Few current musicians embrace the sound of language as much as Grubbs, and there’s no doubt that many of his most evocative lines scan a poetry. In the pretty, almost breezy “Ornamental Hermit” he intones, “Dust tracery / Dirt-cured, untrammeled, seemingly enameled / Lacquered, literally knackered,” and while the words certainly convey an image to me, the music of their sounds hits harder. The lyrics are also interrelated, clearly in reference to an idea within the album title: “Ornamental Hermit” opens with the line, “A view of the mesa,” which also happens to be the title of an instrumental deeper into the album. The instrumental tracks are uniformly great, from solo acoustic guitar pieces like “Second Salutation” to charged electric pieces such as “A View of the Mesa,” on which Grubbs uncorks some wonderfully knotty lines. One of my favorite pieces is the title track, which features some excellent playing by C. Spencer Yeh, whose violin’s high-register whinnies suggest an Arabic flute more than a string instrument—check it out below.

David Grubbs, “The Plain Where the Palace Stood”

Dust & Mirrors, the second album Grubbs has made with Belfi and Pilia, is more abstract than The Plain, but after working together in various contexts over the last few years, there’s little question that the musicians have developed a strong rapport and intuition that’s transformed their collective compositions into things that are more song-like and cogent—it would be hard to argue that a piece like “Brick Dust” is anything but a song, and three of the seven tracks include lyrics and singing by Grubbs. As much as I loved their 2010 album, Onrushing Cloud (Blue Chopsticks), this new album is more impressive. The construction of the album carries on the experiments with scale, arrangement, and texture that defined much of Grubbs’s work with Jim O’Rourke in Gastr del Sol—although there’s no confusing the two outfits. Below you can check out the epic opener, “Charm Offensive,” an instrumental in constant transformation.

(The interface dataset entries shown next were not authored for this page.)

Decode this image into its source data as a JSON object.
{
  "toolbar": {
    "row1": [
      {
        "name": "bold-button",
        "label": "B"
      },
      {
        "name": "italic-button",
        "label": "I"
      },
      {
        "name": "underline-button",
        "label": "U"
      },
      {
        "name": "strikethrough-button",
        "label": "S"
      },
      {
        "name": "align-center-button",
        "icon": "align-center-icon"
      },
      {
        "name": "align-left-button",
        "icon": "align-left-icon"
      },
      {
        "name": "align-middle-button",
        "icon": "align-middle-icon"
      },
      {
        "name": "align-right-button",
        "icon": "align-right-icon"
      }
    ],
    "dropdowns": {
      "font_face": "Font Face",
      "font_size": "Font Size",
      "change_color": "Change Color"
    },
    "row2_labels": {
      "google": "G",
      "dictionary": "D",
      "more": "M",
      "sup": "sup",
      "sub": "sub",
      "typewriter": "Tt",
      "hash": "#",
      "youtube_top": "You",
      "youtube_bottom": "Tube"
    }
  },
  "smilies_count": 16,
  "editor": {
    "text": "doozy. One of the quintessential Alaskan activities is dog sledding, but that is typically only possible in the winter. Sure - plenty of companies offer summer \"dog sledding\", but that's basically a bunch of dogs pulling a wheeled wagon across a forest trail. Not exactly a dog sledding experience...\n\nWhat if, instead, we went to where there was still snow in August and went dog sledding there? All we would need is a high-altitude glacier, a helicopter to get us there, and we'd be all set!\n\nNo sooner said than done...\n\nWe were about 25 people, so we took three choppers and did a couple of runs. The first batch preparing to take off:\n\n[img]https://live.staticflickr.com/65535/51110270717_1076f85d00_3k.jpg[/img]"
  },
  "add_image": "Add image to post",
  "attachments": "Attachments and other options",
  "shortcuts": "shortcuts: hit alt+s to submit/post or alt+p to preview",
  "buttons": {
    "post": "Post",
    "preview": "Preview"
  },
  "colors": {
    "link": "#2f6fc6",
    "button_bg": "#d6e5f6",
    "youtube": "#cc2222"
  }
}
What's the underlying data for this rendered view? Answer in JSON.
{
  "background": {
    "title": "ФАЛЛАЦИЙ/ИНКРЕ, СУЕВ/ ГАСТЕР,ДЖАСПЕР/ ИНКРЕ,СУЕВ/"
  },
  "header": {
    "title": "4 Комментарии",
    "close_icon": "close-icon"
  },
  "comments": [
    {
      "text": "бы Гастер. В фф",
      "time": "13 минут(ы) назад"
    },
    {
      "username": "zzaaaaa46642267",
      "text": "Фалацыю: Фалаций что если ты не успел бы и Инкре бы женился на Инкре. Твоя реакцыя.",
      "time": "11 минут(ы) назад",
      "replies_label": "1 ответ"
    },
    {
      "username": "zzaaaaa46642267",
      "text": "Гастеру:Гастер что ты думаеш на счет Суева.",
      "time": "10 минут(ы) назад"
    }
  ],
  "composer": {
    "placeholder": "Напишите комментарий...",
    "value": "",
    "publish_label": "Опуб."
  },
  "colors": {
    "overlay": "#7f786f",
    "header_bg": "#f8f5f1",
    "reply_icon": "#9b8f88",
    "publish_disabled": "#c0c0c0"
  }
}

Belfi, Grubbs, and Pilia, “Charm Offensive”

Finally, late last year Grubbs released Borough of Broken Umbrellas (Blue Chopsticks), a ten-inch record containing a meditative two-part solo guitar improvisation. There’s both a contemplativeness as well as a supple, melodic sensibility that’s guided Grubbs’s work, even at its most abstract, for decades—residue from his early post-punk sensibility and time spent poring over details embedded in recordings.

Today’s playlist:

Harold Ousley, Tenor Sax (Bethlehem)
Bengt Hallberg, All Star Sessions 1953/54 (Dragon)
Chick Corea and Stefano Bollani, Orvieto (ECM)
Bessie Jones, Put Your Hand on Your Hip (Rounder)
Mia Doi Todd, Cosmic Ocean Ship (City Zen)